Segment Start: Records provided
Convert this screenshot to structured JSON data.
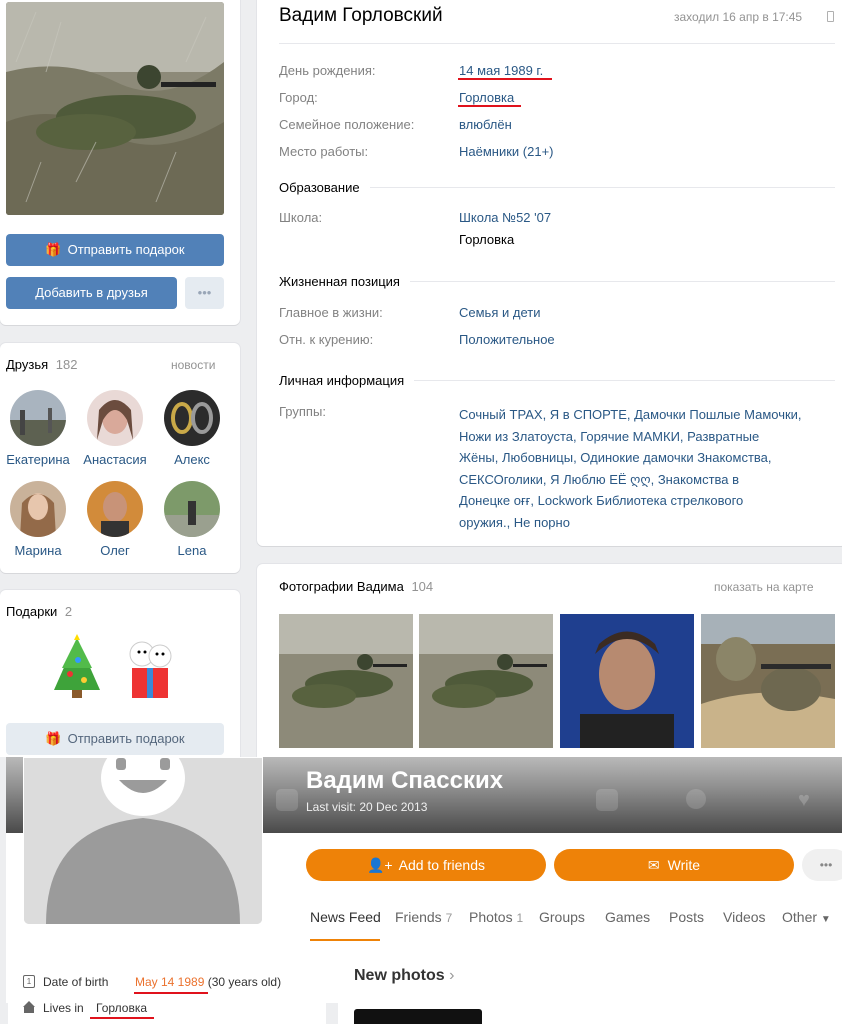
{
  "vk": {
    "send_gift_label": "Отправить подарок",
    "add_friend_label": "Добавить в друзья",
    "more_label": "•••",
    "profile": {
      "name": "Вадим Горловский",
      "last_seen": "заходил 16 апр в 17:45",
      "rows": [
        {
          "label": "День рождения:",
          "value": "14 мая 1989 г."
        },
        {
          "label": "Город:",
          "value": "Горловка"
        },
        {
          "label": "Семейное положение:",
          "value": "влюблён"
        },
        {
          "label": "Место работы:",
          "value": "Наёмники (21+)"
        }
      ],
      "education_title": "Образование",
      "school_label": "Школа:",
      "school_value": "Школа №52 '07",
      "school_city": "Горловка",
      "life_title": "Жизненная позиция",
      "life_rows": [
        {
          "label": "Главное в жизни:",
          "value": "Семья и дети"
        },
        {
          "label": "Отн. к курению:",
          "value": "Положительное"
        }
      ],
      "personal_title": "Личная информация",
      "groups_label": "Группы:",
      "groups_lines": [
        "Сочный ТРАХ, Я в СПОРТЕ, Дамочки Пошлые Мамочки,",
        "Ножи из Златоуста, Горячие МАМКИ, Развратные",
        "Жёны, Любовницы, Одинокие дамочки Знакомства,",
        "СЕКСОголики, Я Люблю ЕЁ ღღ, Знакомства в",
        "Донецке оғғ, Lockwork Библиотека стрелкового",
        "оружия., Не порно"
      ]
    },
    "friends": {
      "title": "Друзья",
      "count": "182",
      "news_link": "новости",
      "items": [
        {
          "name": "Екатерина"
        },
        {
          "name": "Анастасия"
        },
        {
          "name": "Алекс"
        },
        {
          "name": "Марина"
        },
        {
          "name": "Олег"
        },
        {
          "name": "Lena"
        }
      ]
    },
    "gifts": {
      "title": "Подарки",
      "count": "2",
      "send_label": "Отправить подарок"
    },
    "photos": {
      "title": "Фотографии Вадима",
      "count": "104",
      "map_link": "показать на карте"
    }
  },
  "ok": {
    "name": "Вадим Спасских",
    "last_visit": "Last visit: 20 Dec 2013",
    "add_friends_label": "Add to friends",
    "write_label": "Write",
    "more_label": "•••",
    "tabs": [
      {
        "label": "News Feed",
        "count": ""
      },
      {
        "label": "Friends",
        "count": "7"
      },
      {
        "label": "Photos",
        "count": "1"
      },
      {
        "label": "Groups",
        "count": ""
      },
      {
        "label": "Games",
        "count": ""
      },
      {
        "label": "Posts",
        "count": ""
      },
      {
        "label": "Videos",
        "count": ""
      },
      {
        "label": "Other",
        "count": ""
      }
    ],
    "dob_label": "Date of birth",
    "dob_value": "May 14 1989",
    "dob_age": "(30 years old)",
    "lives_label": "Lives in",
    "lives_value": "Горловка",
    "new_photos": "New photos"
  },
  "colors": {
    "vk_blue": "#5181b8",
    "vk_link": "#2a5885",
    "ok_orange": "#ee8208",
    "annotation_red": "#e0121c"
  }
}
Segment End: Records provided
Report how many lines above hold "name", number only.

8